“We could technically have as many people at the garden as we choose, but we put caps on use based on the science of the fire protection plan,” she said, referencing a study commissioned by the county as part of the project’s environmental impact report. “The Vital Mission Plan makes the garden safer and, by extension, the whole of Mission Canyon. I think we all want to be safer.”

Chytilo maintains that garden management has levied an aggressive campaign against the project’s opponents, taking attention away from the fire safety issue.

“They’ve spared no expense in trying to attack us,” he said. “When a nonprofit sues the county government, it reflects that it’s out of touch with the needs of the community.”

First District Supervisor Salud Carbajal, whose district includes Mission Canyon, said his office has received a lot of comments regarding the Vital Mission Plan, but that support and opposition of the project have been fairly evenly divided.

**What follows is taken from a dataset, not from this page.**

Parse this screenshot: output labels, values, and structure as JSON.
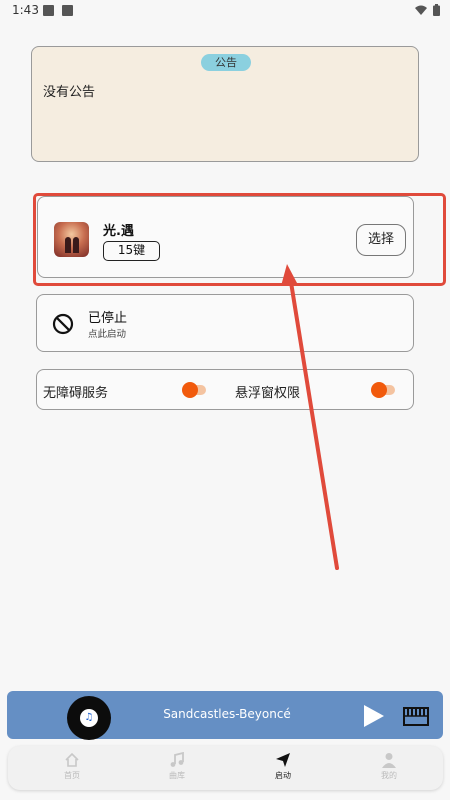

“There’s a lot of discretion by the Board of Supervisors to make sense of all the details, and hopefully we’ll come out with something that’s a win-win,” he said, adding that although the issue has been knocked about for years, it is likely to reach some sort of conclusion at Tuesday’s hearing. “I hope the community comes out and listens closely to what’s being said, and I hope the supervisors listen closely, too.”

Whatever the outcome, a sizable group of people is expected to show up for Tuesday’s hearing, which will begin at 9 a.m. in the board hearing room on the fourth floor of the County Administration Building, 105 E. Anapamu St. in Santa Barbara. However, county officials said the appeals over the Botanic Garden aren’t likely to be heard until the afternoon, after the lunch recess.

Noozhawk staff writer Ben Preston can be reached at .(JavaScript must be enabled to view this email address).

Support Noozhawk Today

You are an important ally in our mission to deliver clear, objective, high-quality professional news reporting for Santa Barbara, Goleta and the rest of Santa Barbara County. Join the Hawks Club today to help keep Noozhawk soaring.

We offer four membership levels: $5 a month, $10 a month, $25 a month or $1 a week. Payments can be made using a credit card, Apple Pay or Google Pay, or click here for information on recurring credit-card payments and a mailing address for checks.

Thank you for your vital support.

Become a Noozhawk Supporter

First name
Last name
Select your monthly membership
Or choose an annual membership

Payment Information

Membership Subscription

You are enrolling in . Thank you for joining the Hawks Club.

Payment Method

Pay by Credit Card:

Mastercard, Visa, American Express, Discover
One click only, please!

Pay with Apple Pay or Google Pay:

Noozhawk partners with Stripe to provide secure invoicing and payments processing.
You may cancel your membership at any time by sending an email to .(JavaScript must be enabled to view this email address).

  • Ask
  • Vote
  • Investigate
  • Answer

Noozhawk Asks: What’s Your Question?

Welcome to Noozhawk Asks, a new feature in which you ask the questions, you help decide what Noozhawk investigates, and you work with us to find the answers.

Here’s how it works: You share your questions with us in the nearby box. In some cases, we may work with you to find the answers. In others, we may ask you to vote on your top choices to help us narrow the scope. And we’ll be regularly asking you for your feedback on a specific issue or topic.

We also expect to work together with the reader who asked the winning questions to find the answer together. Noozhawk’s objective is to come at questions from a place of curiosity and openness, and we believe a transparent collaboration is the key to achieve it.

The results of our investigation will be published here in this Noozhawk Asks section. Once or twice a month, we plan to do a review of what was asked and answered.

Thanks for asking!

Click Here to Get Started >

Reader Comments

Noozhawk is no longer accepting reader comments on our articles. Click here for the announcement. Readers are instead invited to submit letters to the editor by emailing them to [email protected]. Please provide your full name and community, as well as contact information for verification purposes only.